Return the lines below that carry the word "title".

────────────────────────────────────────

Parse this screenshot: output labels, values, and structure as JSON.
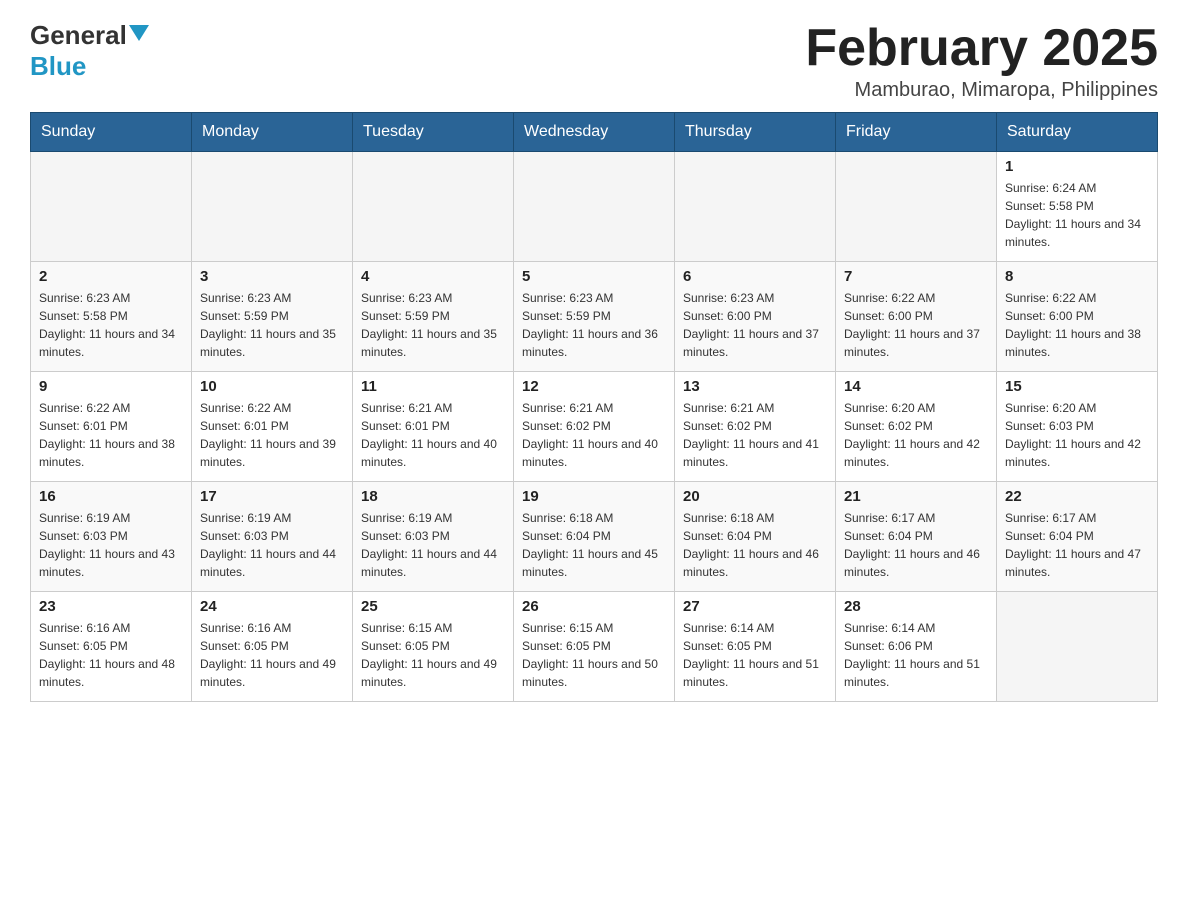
{
  "header": {
    "logo": {
      "word1": "General",
      "word2": "Blue"
    },
    "title": "February 2025",
    "location": "Mamburao, Mimaropa, Philippines"
  },
  "weekdays": [
    "Sunday",
    "Monday",
    "Tuesday",
    "Wednesday",
    "Thursday",
    "Friday",
    "Saturday"
  ],
  "weeks": [
    [
      {
        "day": "",
        "info": ""
      },
      {
        "day": "",
        "info": ""
      },
      {
        "day": "",
        "info": ""
      },
      {
        "day": "",
        "info": ""
      },
      {
        "day": "",
        "info": ""
      },
      {
        "day": "",
        "info": ""
      },
      {
        "day": "1",
        "info": "Sunrise: 6:24 AM\nSunset: 5:58 PM\nDaylight: 11 hours and 34 minutes."
      }
    ],
    [
      {
        "day": "2",
        "info": "Sunrise: 6:23 AM\nSunset: 5:58 PM\nDaylight: 11 hours and 34 minutes."
      },
      {
        "day": "3",
        "info": "Sunrise: 6:23 AM\nSunset: 5:59 PM\nDaylight: 11 hours and 35 minutes."
      },
      {
        "day": "4",
        "info": "Sunrise: 6:23 AM\nSunset: 5:59 PM\nDaylight: 11 hours and 35 minutes."
      },
      {
        "day": "5",
        "info": "Sunrise: 6:23 AM\nSunset: 5:59 PM\nDaylight: 11 hours and 36 minutes."
      },
      {
        "day": "6",
        "info": "Sunrise: 6:23 AM\nSunset: 6:00 PM\nDaylight: 11 hours and 37 minutes."
      },
      {
        "day": "7",
        "info": "Sunrise: 6:22 AM\nSunset: 6:00 PM\nDaylight: 11 hours and 37 minutes."
      },
      {
        "day": "8",
        "info": "Sunrise: 6:22 AM\nSunset: 6:00 PM\nDaylight: 11 hours and 38 minutes."
      }
    ],
    [
      {
        "day": "9",
        "info": "Sunrise: 6:22 AM\nSunset: 6:01 PM\nDaylight: 11 hours and 38 minutes."
      },
      {
        "day": "10",
        "info": "Sunrise: 6:22 AM\nSunset: 6:01 PM\nDaylight: 11 hours and 39 minutes."
      },
      {
        "day": "11",
        "info": "Sunrise: 6:21 AM\nSunset: 6:01 PM\nDaylight: 11 hours and 40 minutes."
      },
      {
        "day": "12",
        "info": "Sunrise: 6:21 AM\nSunset: 6:02 PM\nDaylight: 11 hours and 40 minutes."
      },
      {
        "day": "13",
        "info": "Sunrise: 6:21 AM\nSunset: 6:02 PM\nDaylight: 11 hours and 41 minutes."
      },
      {
        "day": "14",
        "info": "Sunrise: 6:20 AM\nSunset: 6:02 PM\nDaylight: 11 hours and 42 minutes."
      },
      {
        "day": "15",
        "info": "Sunrise: 6:20 AM\nSunset: 6:03 PM\nDaylight: 11 hours and 42 minutes."
      }
    ],
    [
      {
        "day": "16",
        "info": "Sunrise: 6:19 AM\nSunset: 6:03 PM\nDaylight: 11 hours and 43 minutes."
      },
      {
        "day": "17",
        "info": "Sunrise: 6:19 AM\nSunset: 6:03 PM\nDaylight: 11 hours and 44 minutes."
      },
      {
        "day": "18",
        "info": "Sunrise: 6:19 AM\nSunset: 6:03 PM\nDaylight: 11 hours and 44 minutes."
      },
      {
        "day": "19",
        "info": "Sunrise: 6:18 AM\nSunset: 6:04 PM\nDaylight: 11 hours and 45 minutes."
      },
      {
        "day": "20",
        "info": "Sunrise: 6:18 AM\nSunset: 6:04 PM\nDaylight: 11 hours and 46 minutes."
      },
      {
        "day": "21",
        "info": "Sunrise: 6:17 AM\nSunset: 6:04 PM\nDaylight: 11 hours and 46 minutes."
      },
      {
        "day": "22",
        "info": "Sunrise: 6:17 AM\nSunset: 6:04 PM\nDaylight: 11 hours and 47 minutes."
      }
    ],
    [
      {
        "day": "23",
        "info": "Sunrise: 6:16 AM\nSunset: 6:05 PM\nDaylight: 11 hours and 48 minutes."
      },
      {
        "day": "24",
        "info": "Sunrise: 6:16 AM\nSunset: 6:05 PM\nDaylight: 11 hours and 49 minutes."
      },
      {
        "day": "25",
        "info": "Sunrise: 6:15 AM\nSunset: 6:05 PM\nDaylight: 11 hours and 49 minutes."
      },
      {
        "day": "26",
        "info": "Sunrise: 6:15 AM\nSunset: 6:05 PM\nDaylight: 11 hours and 50 minutes."
      },
      {
        "day": "27",
        "info": "Sunrise: 6:14 AM\nSunset: 6:05 PM\nDaylight: 11 hours and 51 minutes."
      },
      {
        "day": "28",
        "info": "Sunrise: 6:14 AM\nSunset: 6:06 PM\nDaylight: 11 hours and 51 minutes."
      },
      {
        "day": "",
        "info": ""
      }
    ]
  ]
}
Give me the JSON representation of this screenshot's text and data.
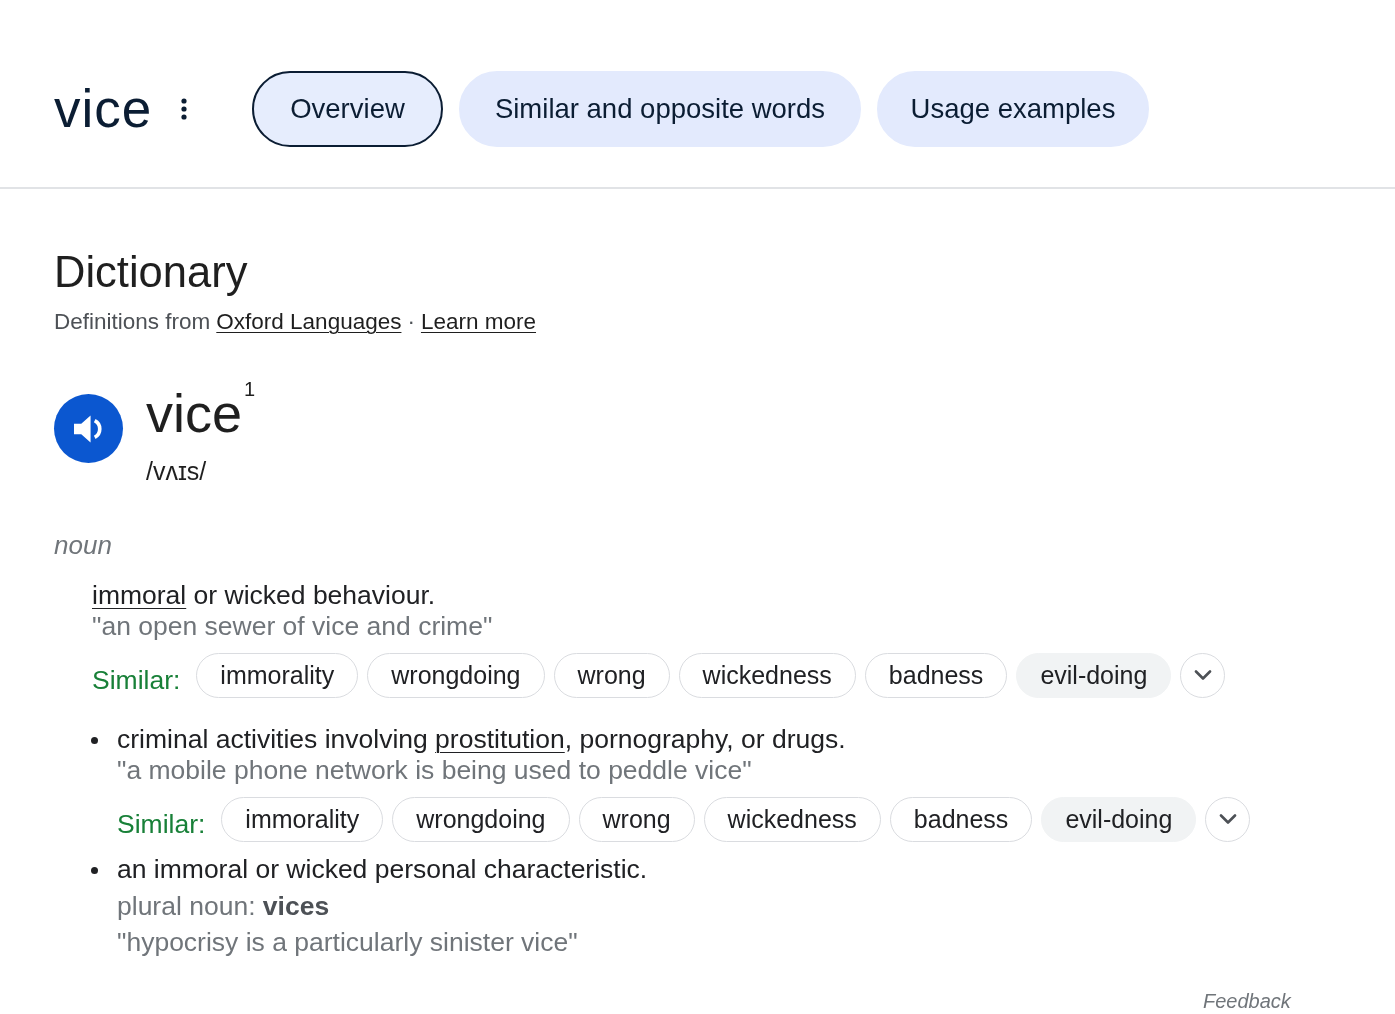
{
  "header": {
    "title": "vice"
  },
  "tabs": [
    {
      "label": "Overview",
      "selected": true
    },
    {
      "label": "Similar and opposite words",
      "selected": false
    },
    {
      "label": "Usage examples",
      "selected": false
    }
  ],
  "dictionary": {
    "heading": "Dictionary",
    "source_prefix": "Definitions from",
    "source_link": "Oxford Languages",
    "separator": "·",
    "learn_more": "Learn more"
  },
  "entry": {
    "word": "vice",
    "superscript": "1",
    "pronunciation": "/vʌɪs/",
    "part_of_speech": "noun",
    "senses": [
      {
        "kind": "primary",
        "definition": [
          {
            "text": "immoral",
            "link": true
          },
          {
            "text": " or wicked behaviour.",
            "link": false
          }
        ],
        "example": "\"an open sewer of vice and crime\"",
        "similar": {
          "label": "Similar:",
          "expanded": false,
          "words": [
            {
              "word": "immorality",
              "highlighted": false
            },
            {
              "word": "wrongdoing",
              "highlighted": false
            },
            {
              "word": "wrong",
              "highlighted": false
            },
            {
              "word": "wickedness",
              "highlighted": false
            },
            {
              "word": "badness",
              "highlighted": false
            },
            {
              "word": "evil-doing",
              "highlighted": true
            }
          ]
        }
      },
      {
        "kind": "bullet",
        "definition": [
          {
            "text": "criminal activities involving ",
            "link": false
          },
          {
            "text": "prostitution",
            "link": true
          },
          {
            "text": ", pornography, or drugs.",
            "link": false
          }
        ],
        "example": "\"a mobile phone network is being used to peddle vice\"",
        "similar": {
          "label": "Similar:",
          "expanded": false,
          "words": [
            {
              "word": "immorality",
              "highlighted": false
            },
            {
              "word": "wrongdoing",
              "highlighted": false
            },
            {
              "word": "wrong",
              "highlighted": false
            },
            {
              "word": "wickedness",
              "highlighted": false
            },
            {
              "word": "badness",
              "highlighted": false
            },
            {
              "word": "evil-doing",
              "highlighted": true
            }
          ]
        }
      },
      {
        "kind": "bullet",
        "definition": [
          {
            "text": "an immoral or wicked personal characteristic.",
            "link": false
          }
        ],
        "inflection": "plural noun: **vices**",
        "example": "\"hypocrisy is a particularly sinister vice\""
      }
    ]
  },
  "feedback": "Feedback"
}
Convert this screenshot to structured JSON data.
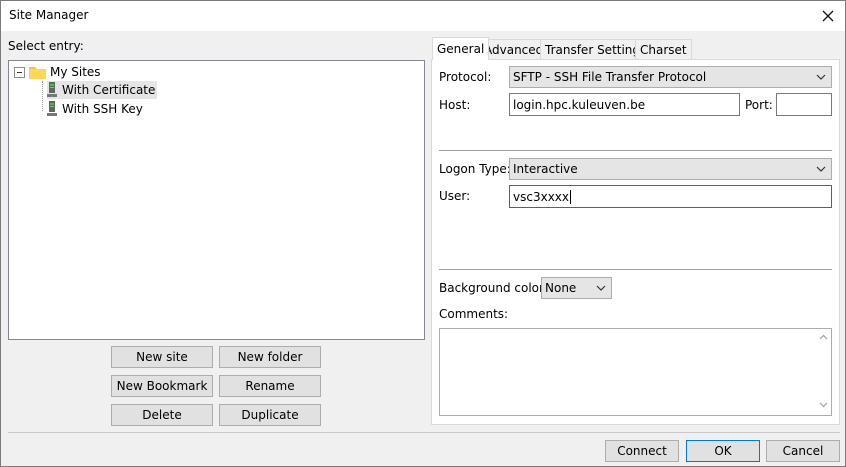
{
  "window": {
    "title": "Site Manager"
  },
  "left": {
    "select_label": "Select entry:",
    "tree": {
      "root": {
        "label": "My Sites",
        "expander": "⊟"
      },
      "children": [
        {
          "label": "With Certificate",
          "selected": true
        },
        {
          "label": "With SSH Key",
          "selected": false
        }
      ]
    },
    "buttons": {
      "new_site": "New site",
      "new_folder": "New folder",
      "new_bookmark": "New Bookmark",
      "rename": "Rename",
      "delete": "Delete",
      "duplicate": "Duplicate"
    }
  },
  "tabs": [
    {
      "label": "General",
      "active": true
    },
    {
      "label": "Advanced",
      "active": false
    },
    {
      "label": "Transfer Settings",
      "active": false
    },
    {
      "label": "Charset",
      "active": false
    }
  ],
  "general": {
    "protocol_label": "Protocol:",
    "protocol_value": "SFTP - SSH File Transfer Protocol",
    "host_label": "Host:",
    "host_value": "login.hpc.kuleuven.be",
    "port_label": "Port:",
    "port_value": "",
    "logon_type_label": "Logon Type:",
    "logon_type_value": "Interactive",
    "user_label": "User:",
    "user_value": "vsc3xxxx",
    "bg_color_label": "Background color:",
    "bg_color_value": "None",
    "comments_label": "Comments:",
    "comments_value": ""
  },
  "footer": {
    "connect": "Connect",
    "ok": "OK",
    "cancel": "Cancel"
  },
  "colors": {
    "accent": "#0078d7",
    "folder": "#f5c342"
  }
}
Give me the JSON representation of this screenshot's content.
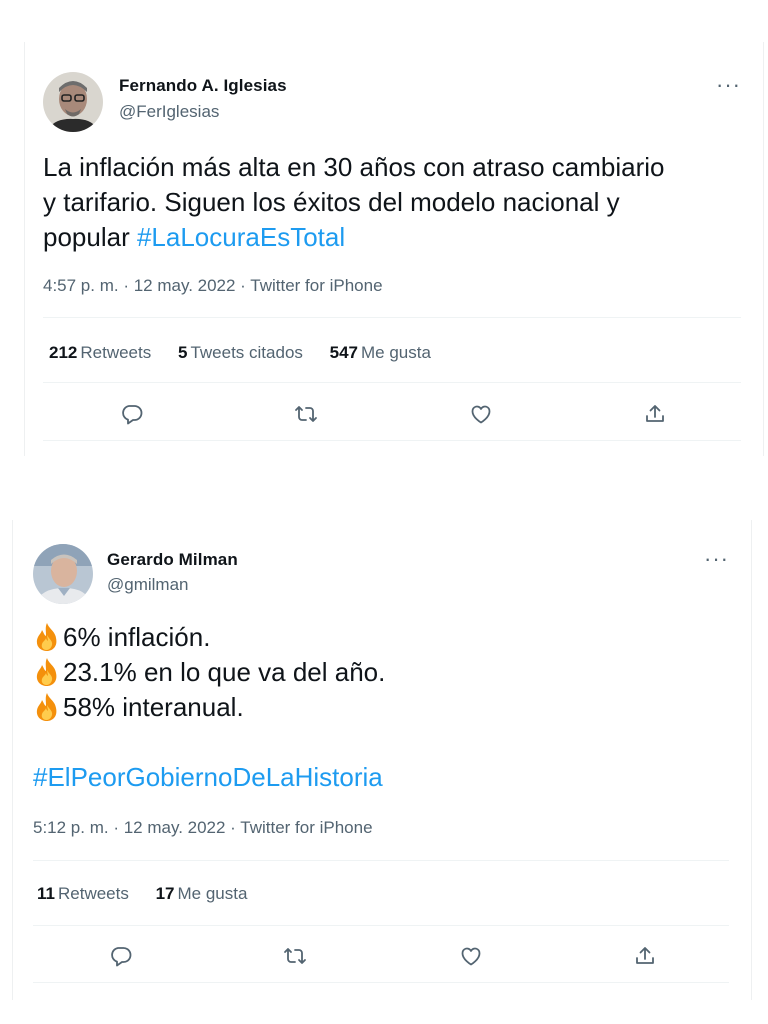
{
  "tweets": [
    {
      "author_name": "Fernando A. Iglesias",
      "handle": "@FerIglesias",
      "text_lines": [
        "La inflación más alta en 30 años con atraso cambiario",
        "y tarifario. Siguen los éxitos del modelo nacional y",
        "popular "
      ],
      "hashtag": "#LaLocuraEsTotal",
      "timestamp": "4:57 p. m. · 12 may. 2022 · Twitter for iPhone",
      "stats": [
        {
          "count": "212",
          "label": "Retweets"
        },
        {
          "count": "5",
          "label": "Tweets citados"
        },
        {
          "count": "547",
          "label": "Me gusta"
        }
      ]
    },
    {
      "author_name": "Gerardo Milman",
      "handle": "@gmilman",
      "text_lines": [
        "6% inflación.",
        "23.1% en lo que va del año.",
        "58% interanual."
      ],
      "hashtag": "#ElPeorGobiernoDeLaHistoria",
      "timestamp": "5:12 p. m. · 12 may. 2022 · Twitter for iPhone",
      "stats": [
        {
          "count": "11",
          "label": "Retweets"
        },
        {
          "count": "17",
          "label": "Me gusta"
        }
      ]
    }
  ],
  "more_label": "···",
  "icons": {
    "reply": "reply-icon",
    "retweet": "retweet-icon",
    "like": "like-icon",
    "share": "share-icon",
    "fire": "fire-emoji-icon"
  },
  "colors": {
    "hashtag": "#1d9bf0",
    "secondary_text": "#536471",
    "primary_text": "#0f1419"
  }
}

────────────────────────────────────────

(Solution for this exercise):
    "title": "February 2025",
    "title": "vice"
    "title": "Site Manager"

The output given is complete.